= Work to be completed =
Go through the data line by line. Copy each one holding the string "selection".

= Data =

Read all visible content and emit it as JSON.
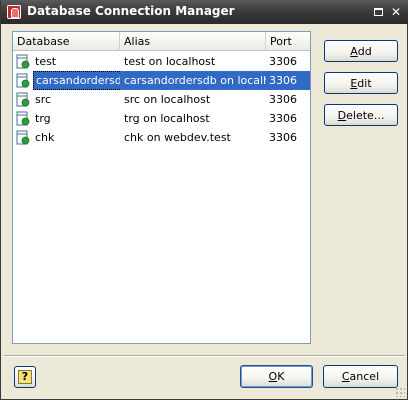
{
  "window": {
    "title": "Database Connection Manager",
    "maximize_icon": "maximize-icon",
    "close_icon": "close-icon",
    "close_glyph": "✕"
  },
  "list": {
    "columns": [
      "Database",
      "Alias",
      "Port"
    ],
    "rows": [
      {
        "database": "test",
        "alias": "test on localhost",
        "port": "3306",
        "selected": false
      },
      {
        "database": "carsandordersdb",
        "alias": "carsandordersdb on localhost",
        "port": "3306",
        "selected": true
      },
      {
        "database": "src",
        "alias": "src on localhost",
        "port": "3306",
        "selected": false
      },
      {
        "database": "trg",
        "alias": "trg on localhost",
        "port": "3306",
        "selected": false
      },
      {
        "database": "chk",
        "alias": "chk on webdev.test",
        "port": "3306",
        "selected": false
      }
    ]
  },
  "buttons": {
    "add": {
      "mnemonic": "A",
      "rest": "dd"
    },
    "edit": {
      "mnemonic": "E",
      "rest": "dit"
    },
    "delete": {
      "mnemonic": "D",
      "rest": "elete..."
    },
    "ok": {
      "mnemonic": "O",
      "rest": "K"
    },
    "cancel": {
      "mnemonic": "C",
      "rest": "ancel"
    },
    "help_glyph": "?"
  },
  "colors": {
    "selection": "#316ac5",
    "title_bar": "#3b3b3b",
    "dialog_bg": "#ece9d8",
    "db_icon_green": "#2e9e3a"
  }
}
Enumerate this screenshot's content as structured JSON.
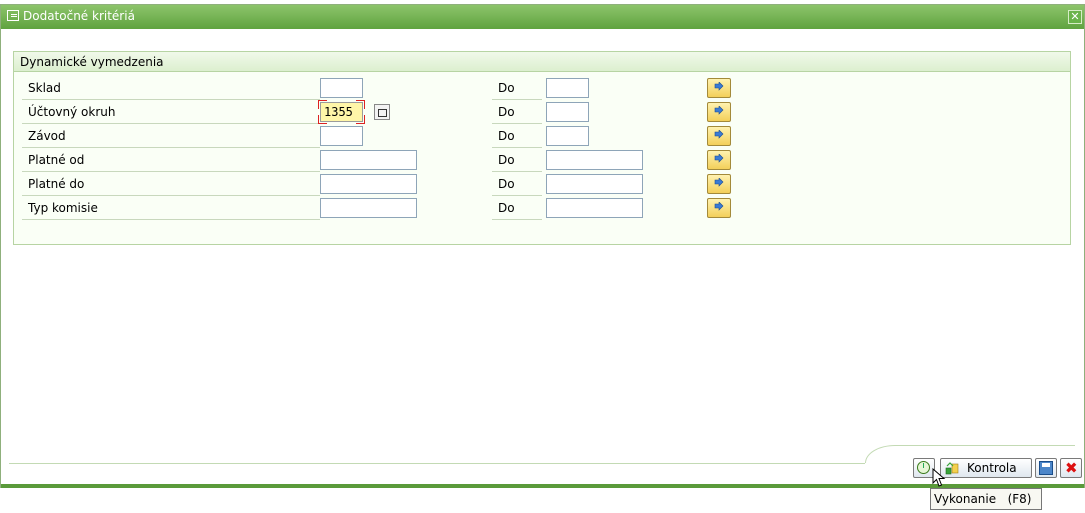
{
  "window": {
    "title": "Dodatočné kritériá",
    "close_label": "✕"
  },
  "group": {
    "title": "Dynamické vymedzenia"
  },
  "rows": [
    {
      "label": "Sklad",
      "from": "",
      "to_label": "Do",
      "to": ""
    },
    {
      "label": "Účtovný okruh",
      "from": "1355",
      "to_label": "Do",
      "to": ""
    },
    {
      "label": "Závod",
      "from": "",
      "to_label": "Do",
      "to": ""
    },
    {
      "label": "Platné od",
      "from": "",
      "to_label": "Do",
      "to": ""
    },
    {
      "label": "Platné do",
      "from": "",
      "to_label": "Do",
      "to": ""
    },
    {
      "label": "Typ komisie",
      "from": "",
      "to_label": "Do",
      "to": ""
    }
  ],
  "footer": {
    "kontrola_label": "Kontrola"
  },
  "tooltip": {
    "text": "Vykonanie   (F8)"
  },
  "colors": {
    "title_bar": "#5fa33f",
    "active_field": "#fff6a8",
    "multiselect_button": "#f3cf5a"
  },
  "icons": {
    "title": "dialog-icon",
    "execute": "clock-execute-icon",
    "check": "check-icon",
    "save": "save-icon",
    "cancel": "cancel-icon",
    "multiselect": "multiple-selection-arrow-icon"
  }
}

= Your response =
    "selection": "#316ac5",
    "multiselect": "multiple-selection-arrow-icon"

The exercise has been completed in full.